“Crystal Light” by Erin Hanson

“When despair for the world grows in me, and I wake in the night at the least sound in fear of what my life and my children’s lives may be, I go and lie down where the wood drake rests in his beauty on the water, and the great heron feeds. I come into the peace of wild things who do not tax their lives with forethought or grief. I come into the presence of still water. And I feel above me the day-blind stars waiting with their light. For a time I rest in the grace of the world, and am free.” ~ Wendell Berry

I have not lain down where the wood drake rests, but I am coming to find a kind of grace in letting loose, more than letting go, in pressing steadily forward without attachment to the outcome, in a kind of letting be, come what may.

My granddaughter came to live with me at the beginning of summer and she is with me still, having started first grade at a nearby school in which I enrolled her. I am petitioning to become her legal guardian. This comes with the blessing of my son, but not the child’s mother, who will fight this. Both are struggling with addiction, both victims of this opioid crisis.

I grieve for my son and my heart breaks for the mother, even as I fear for my granddaughter.

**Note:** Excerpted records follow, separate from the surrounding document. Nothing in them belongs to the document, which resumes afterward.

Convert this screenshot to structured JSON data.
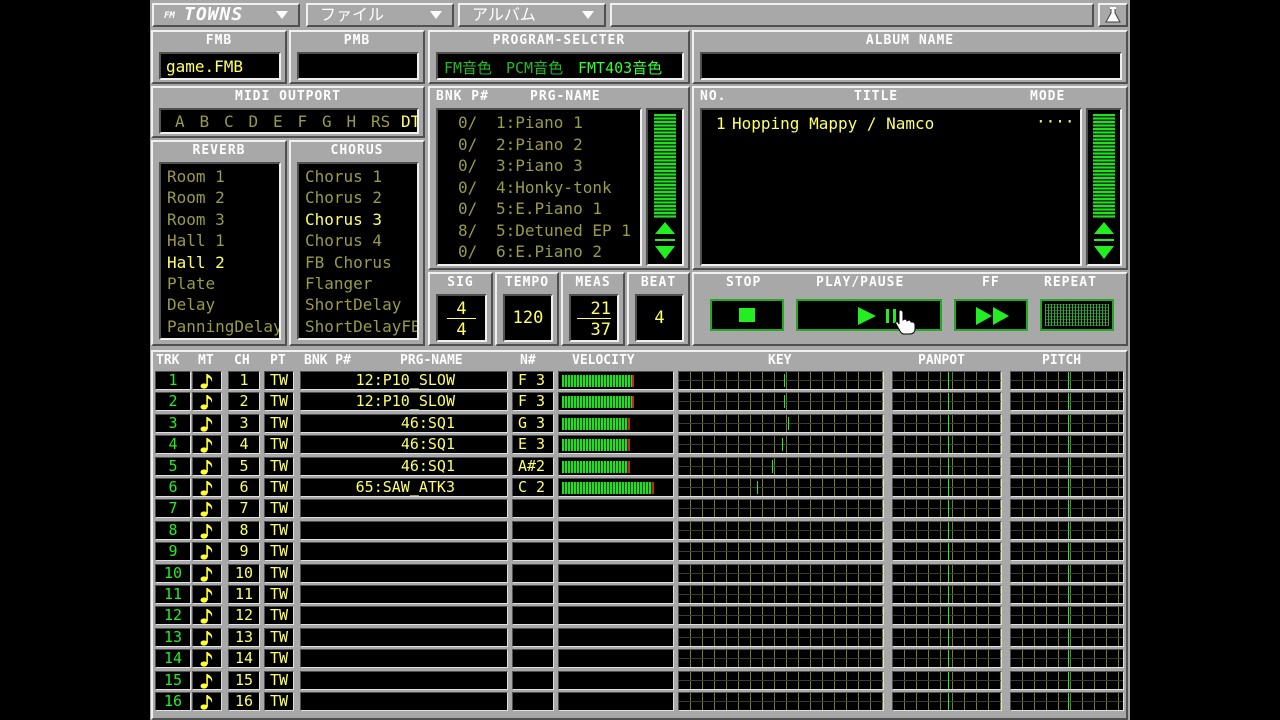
{
  "menubar": {
    "logo_small": "FM",
    "logo": "TOWNS",
    "file": "ファイル",
    "album": "アルバム"
  },
  "fmb": {
    "header": "FMB",
    "value": "game.FMB"
  },
  "pmb": {
    "header": "PMB",
    "value": ""
  },
  "program_selecter": {
    "header": "PROGRAM-SELCTER",
    "fm": "FM音色",
    "pcm": "PCM音色",
    "fmt": "FMT403音色"
  },
  "album_name": {
    "header": "ALBUM NAME",
    "value": ""
  },
  "midi_outport": {
    "header": "MIDI OUTPORT",
    "ports": [
      "A",
      "B",
      "C",
      "D",
      "E",
      "F",
      "G",
      "H",
      "RS",
      "DT"
    ],
    "active": "DT"
  },
  "reverb": {
    "header": "REVERB",
    "items": [
      "Room 1",
      "Room 2",
      "Room 3",
      "Hall 1",
      "Hall 2",
      "Plate",
      "Delay",
      "PanningDelay"
    ],
    "selected": "Hall 2"
  },
  "chorus": {
    "header": "CHORUS",
    "items": [
      "Chorus 1",
      "Chorus 2",
      "Chorus 3",
      "Chorus 4",
      "FB Chorus",
      "Flanger",
      "ShortDelay",
      "ShortDelayFB"
    ],
    "selected": "Chorus 3"
  },
  "program_list": {
    "col_bnk": "BNK P#",
    "col_name": "PRG-NAME",
    "rows": [
      {
        "bnk": "0/",
        "prg": "1:Piano 1"
      },
      {
        "bnk": "0/",
        "prg": "2:Piano 2"
      },
      {
        "bnk": "0/",
        "prg": "3:Piano 3"
      },
      {
        "bnk": "0/",
        "prg": "4:Honky-tonk"
      },
      {
        "bnk": "0/",
        "prg": "5:E.Piano 1"
      },
      {
        "bnk": "8/",
        "prg": "5:Detuned EP 1"
      },
      {
        "bnk": "0/",
        "prg": "6:E.Piano 2"
      }
    ]
  },
  "playlist": {
    "col_no": "NO.",
    "col_title": "TITLE",
    "col_mode": "MODE",
    "rows": [
      {
        "no": "1",
        "title": "Hopping Mappy / Namco",
        "mode": "····"
      }
    ]
  },
  "sig": {
    "header": "SIG",
    "num": "4",
    "den": "4"
  },
  "tempo": {
    "header": "TEMPO",
    "value": "120"
  },
  "meas": {
    "header": "MEAS",
    "current": "21",
    "total": "37"
  },
  "beat": {
    "header": "BEAT",
    "value": "4"
  },
  "transport": {
    "stop": "STOP",
    "play_pause": "PLAY/PAUSE",
    "ff": "FF",
    "repeat": "REPEAT"
  },
  "tracks_header": {
    "trk": "TRK",
    "mt": "MT",
    "ch": "CH",
    "pt": "PT",
    "bnk": "BNK P#",
    "prg": "PRG-NAME",
    "note": "N#",
    "velocity": "VELOCITY",
    "key": "KEY",
    "panpot": "PANPOT",
    "pitch": "PITCH"
  },
  "tracks": [
    {
      "trk": "1",
      "ch": "1",
      "pt": "TW",
      "prg": "12:P10_SLOW",
      "note": "F 3",
      "velocity": 0.64,
      "key": 0.51,
      "pan": 0.5,
      "pitch": 0.5
    },
    {
      "trk": "2",
      "ch": "2",
      "pt": "TW",
      "prg": "12:P10_SLOW",
      "note": "F 3",
      "velocity": 0.64,
      "key": 0.51,
      "pan": 0.5,
      "pitch": 0.5
    },
    {
      "trk": "3",
      "ch": "3",
      "pt": "TW",
      "prg": "46:SQ1",
      "note": "G 3",
      "velocity": 0.6,
      "key": 0.53,
      "pan": 0.5,
      "pitch": 0.5
    },
    {
      "trk": "4",
      "ch": "4",
      "pt": "TW",
      "prg": "46:SQ1",
      "note": "E 3",
      "velocity": 0.6,
      "key": 0.5,
      "pan": 0.5,
      "pitch": 0.5
    },
    {
      "trk": "5",
      "ch": "5",
      "pt": "TW",
      "prg": "46:SQ1",
      "note": "A#2",
      "velocity": 0.6,
      "key": 0.45,
      "pan": 0.5,
      "pitch": 0.5
    },
    {
      "trk": "6",
      "ch": "6",
      "pt": "TW",
      "prg": "65:SAW_ATK3",
      "note": "C 2",
      "velocity": 0.82,
      "key": 0.38,
      "pan": 0.5,
      "pitch": 0.5
    },
    {
      "trk": "7",
      "ch": "7",
      "pt": "TW",
      "prg": "",
      "note": "",
      "velocity": 0,
      "key": null,
      "pan": 0.5,
      "pitch": 0.5
    },
    {
      "trk": "8",
      "ch": "8",
      "pt": "TW",
      "prg": "",
      "note": "",
      "velocity": 0,
      "key": null,
      "pan": 0.5,
      "pitch": 0.5
    },
    {
      "trk": "9",
      "ch": "9",
      "pt": "TW",
      "prg": "",
      "note": "",
      "velocity": 0,
      "key": null,
      "pan": 0.5,
      "pitch": 0.5
    },
    {
      "trk": "10",
      "ch": "10",
      "pt": "TW",
      "prg": "",
      "note": "",
      "velocity": 0,
      "key": null,
      "pan": 0.5,
      "pitch": 0.5
    },
    {
      "trk": "11",
      "ch": "11",
      "pt": "TW",
      "prg": "",
      "note": "",
      "velocity": 0,
      "key": null,
      "pan": 0.5,
      "pitch": 0.5
    },
    {
      "trk": "12",
      "ch": "12",
      "pt": "TW",
      "prg": "",
      "note": "",
      "velocity": 0,
      "key": null,
      "pan": 0.5,
      "pitch": 0.5
    },
    {
      "trk": "13",
      "ch": "13",
      "pt": "TW",
      "prg": "",
      "note": "",
      "velocity": 0,
      "key": null,
      "pan": 0.5,
      "pitch": 0.5
    },
    {
      "trk": "14",
      "ch": "14",
      "pt": "TW",
      "prg": "",
      "note": "",
      "velocity": 0,
      "key": null,
      "pan": 0.5,
      "pitch": 0.5
    },
    {
      "trk": "15",
      "ch": "15",
      "pt": "TW",
      "prg": "",
      "note": "",
      "velocity": 0,
      "key": null,
      "pan": 0.5,
      "pitch": 0.5
    },
    {
      "trk": "16",
      "ch": "16",
      "pt": "TW",
      "prg": "",
      "note": "",
      "velocity": 0,
      "key": null,
      "pan": 0.5,
      "pitch": 0.5
    }
  ],
  "colors": {
    "panel": "#a8a8a8",
    "lcd_bg": "#000000",
    "text_yellow": "#ffff66",
    "text_dim": "#9a9a48",
    "text_green": "#22ee22"
  }
}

Sometimes it seems overwhelming.

Then I take a deep breath and do what must be done, regardless the outcome.

I move toward “the peace of wild things who do not tax their lives with forethought or grief.”

I rest in “the presence of still water,” and feel “the day-blind stars waiting with their light.”

I cannot say I “am free.”

But I do feel the grace of the world, and love of God, surrounding me and mine. I lean on that, and it comforts me.